■ **Task directions**: The answer should be one number: how many lines in the records below contain the word "parent".

==== Stored data ====

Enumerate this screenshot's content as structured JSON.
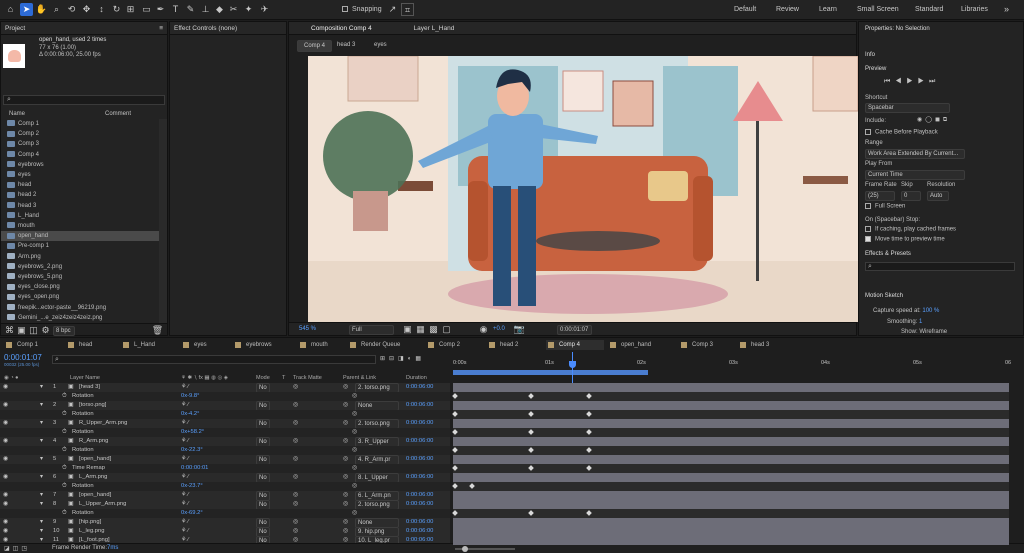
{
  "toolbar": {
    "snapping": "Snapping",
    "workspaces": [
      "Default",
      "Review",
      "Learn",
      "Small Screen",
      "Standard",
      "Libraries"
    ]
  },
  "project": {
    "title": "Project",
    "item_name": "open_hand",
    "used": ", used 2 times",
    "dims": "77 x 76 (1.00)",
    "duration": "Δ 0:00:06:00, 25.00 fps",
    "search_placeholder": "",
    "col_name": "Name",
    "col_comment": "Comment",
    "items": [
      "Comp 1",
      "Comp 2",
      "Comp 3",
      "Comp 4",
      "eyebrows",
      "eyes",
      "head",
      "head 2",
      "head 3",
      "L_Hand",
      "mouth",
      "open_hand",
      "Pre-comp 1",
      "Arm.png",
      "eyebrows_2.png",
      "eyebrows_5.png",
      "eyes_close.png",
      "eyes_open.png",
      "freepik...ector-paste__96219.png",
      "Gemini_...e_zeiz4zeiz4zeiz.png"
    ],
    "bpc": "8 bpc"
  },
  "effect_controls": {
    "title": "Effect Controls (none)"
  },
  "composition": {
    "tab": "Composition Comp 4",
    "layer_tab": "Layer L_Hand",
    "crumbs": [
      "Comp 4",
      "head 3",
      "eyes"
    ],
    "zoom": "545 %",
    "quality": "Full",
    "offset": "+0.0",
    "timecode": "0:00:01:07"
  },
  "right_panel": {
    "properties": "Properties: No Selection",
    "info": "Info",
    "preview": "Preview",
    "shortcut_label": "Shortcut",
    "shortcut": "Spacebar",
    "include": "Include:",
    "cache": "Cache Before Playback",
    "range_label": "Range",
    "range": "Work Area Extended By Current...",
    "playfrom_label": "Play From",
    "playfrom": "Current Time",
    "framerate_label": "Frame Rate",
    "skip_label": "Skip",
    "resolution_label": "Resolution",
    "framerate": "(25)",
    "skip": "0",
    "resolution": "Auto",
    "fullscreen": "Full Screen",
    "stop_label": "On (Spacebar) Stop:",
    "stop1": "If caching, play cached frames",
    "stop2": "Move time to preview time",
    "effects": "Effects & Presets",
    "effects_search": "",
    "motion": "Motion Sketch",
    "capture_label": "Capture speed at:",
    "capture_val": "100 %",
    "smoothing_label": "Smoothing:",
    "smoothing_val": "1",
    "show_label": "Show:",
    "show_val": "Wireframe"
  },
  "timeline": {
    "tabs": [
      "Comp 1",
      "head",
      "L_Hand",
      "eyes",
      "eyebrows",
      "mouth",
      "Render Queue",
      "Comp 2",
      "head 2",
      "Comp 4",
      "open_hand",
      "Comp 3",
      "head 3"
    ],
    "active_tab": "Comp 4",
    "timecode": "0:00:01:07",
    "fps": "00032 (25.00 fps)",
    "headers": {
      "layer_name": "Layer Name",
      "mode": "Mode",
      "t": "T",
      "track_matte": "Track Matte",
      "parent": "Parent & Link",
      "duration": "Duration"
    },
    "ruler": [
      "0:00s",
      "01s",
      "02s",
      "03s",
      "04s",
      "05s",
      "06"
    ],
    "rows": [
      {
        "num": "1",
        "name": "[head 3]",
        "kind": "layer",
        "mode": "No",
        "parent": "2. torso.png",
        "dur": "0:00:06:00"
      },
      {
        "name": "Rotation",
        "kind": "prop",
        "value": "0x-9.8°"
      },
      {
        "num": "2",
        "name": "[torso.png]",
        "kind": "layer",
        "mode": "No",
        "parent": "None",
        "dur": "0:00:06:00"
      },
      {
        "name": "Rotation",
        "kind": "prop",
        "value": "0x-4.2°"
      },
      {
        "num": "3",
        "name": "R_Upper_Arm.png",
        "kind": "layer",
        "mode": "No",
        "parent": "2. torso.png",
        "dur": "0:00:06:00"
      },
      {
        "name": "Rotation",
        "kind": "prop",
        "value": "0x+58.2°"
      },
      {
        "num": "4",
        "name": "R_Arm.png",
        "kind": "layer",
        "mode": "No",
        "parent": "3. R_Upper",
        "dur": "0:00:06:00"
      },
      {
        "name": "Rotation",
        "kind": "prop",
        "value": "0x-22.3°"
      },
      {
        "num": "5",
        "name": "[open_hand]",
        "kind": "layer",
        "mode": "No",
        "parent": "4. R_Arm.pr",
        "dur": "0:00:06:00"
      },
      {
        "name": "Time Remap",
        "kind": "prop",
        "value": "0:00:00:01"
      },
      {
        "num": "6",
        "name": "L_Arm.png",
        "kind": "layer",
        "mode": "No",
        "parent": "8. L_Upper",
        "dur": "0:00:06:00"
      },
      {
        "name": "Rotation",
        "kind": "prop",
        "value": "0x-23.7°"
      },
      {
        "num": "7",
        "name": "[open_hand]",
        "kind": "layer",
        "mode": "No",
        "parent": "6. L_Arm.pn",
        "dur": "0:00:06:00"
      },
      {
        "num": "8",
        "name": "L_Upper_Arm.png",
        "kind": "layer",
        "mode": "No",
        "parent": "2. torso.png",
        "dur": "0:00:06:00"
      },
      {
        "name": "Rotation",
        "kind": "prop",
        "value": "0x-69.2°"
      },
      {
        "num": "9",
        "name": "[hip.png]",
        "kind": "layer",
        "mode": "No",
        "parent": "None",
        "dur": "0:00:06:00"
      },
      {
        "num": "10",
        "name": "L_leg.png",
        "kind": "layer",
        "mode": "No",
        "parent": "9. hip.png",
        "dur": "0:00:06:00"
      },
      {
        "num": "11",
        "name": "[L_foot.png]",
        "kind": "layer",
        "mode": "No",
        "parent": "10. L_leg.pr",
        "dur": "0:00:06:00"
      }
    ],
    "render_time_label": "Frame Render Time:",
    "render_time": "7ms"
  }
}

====

■ **Reply to the exercise**: 12